Jonah Hill Mid90s
Jonah Hill attends the 2018 Toronto International Film Festival, where he premiered his new coming-of-age film 'Mid90s.' Rich Polk/Getty Images for IMDb

Do you worry that people will see the words "A film by Jonah Hill" and expect something raunchier, in the vein of, say, Superbad?
I can't manage people's expectations. For me, this is my first album, my first painting. As an actor, you're a color in someone else's painting. I've been a green for a while, and I like being a green, but if the filmmaker wants to make it purple, that's what they're going to do. For me, this is my first expression.

You're still acting, of course. In October, Netflix released the series Maniac, which co-stars Emma Stone, who worked with you on Superbad. What's it like to work with her again?
Amazing. I love her. She's remained a very close friend since Superbad. I just wanted to have her contractually obligated to spend four months with me. Honestly, I just signed the dotted line when I heard Emma was going to be there. She is, as an artist and a person, as great as it gets.

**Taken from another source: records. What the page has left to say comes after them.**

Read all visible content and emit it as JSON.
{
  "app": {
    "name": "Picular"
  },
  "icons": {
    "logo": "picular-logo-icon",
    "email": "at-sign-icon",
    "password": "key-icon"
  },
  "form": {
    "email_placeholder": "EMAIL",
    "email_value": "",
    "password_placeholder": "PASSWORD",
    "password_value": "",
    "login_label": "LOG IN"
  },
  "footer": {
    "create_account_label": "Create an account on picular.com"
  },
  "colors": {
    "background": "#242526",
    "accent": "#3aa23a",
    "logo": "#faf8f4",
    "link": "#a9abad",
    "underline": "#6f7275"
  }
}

James Haris, Lawrence Schlossman and Jeremy Robinson-Leon, hosts of the podcast Failing Upwards, inaugurated Jonah Hill Day in 2017, in part because they love your style. I hear you attended this summer. What did you make of it?
[laughs] It's amazing! I mean, it's a total blast. I love that they are into how I dress. I really am into fashion and think that that's a cool form of personal expression.

What did you think when you found out about it?
I didn't go the first year. I went the second, when I found out how much these people actually are coming from a place of love and celebration. Who wouldn't be flattered by something like that?

Do you like being an Instagram icon?
I don't know if I'd refer to myself as that. I just like to live my life and make things that matter to me.

Are you already planning to direct another film?
Right now all I want is get the word out about Mid90s. If I'm lucky enough to make another film, then I feel like I won.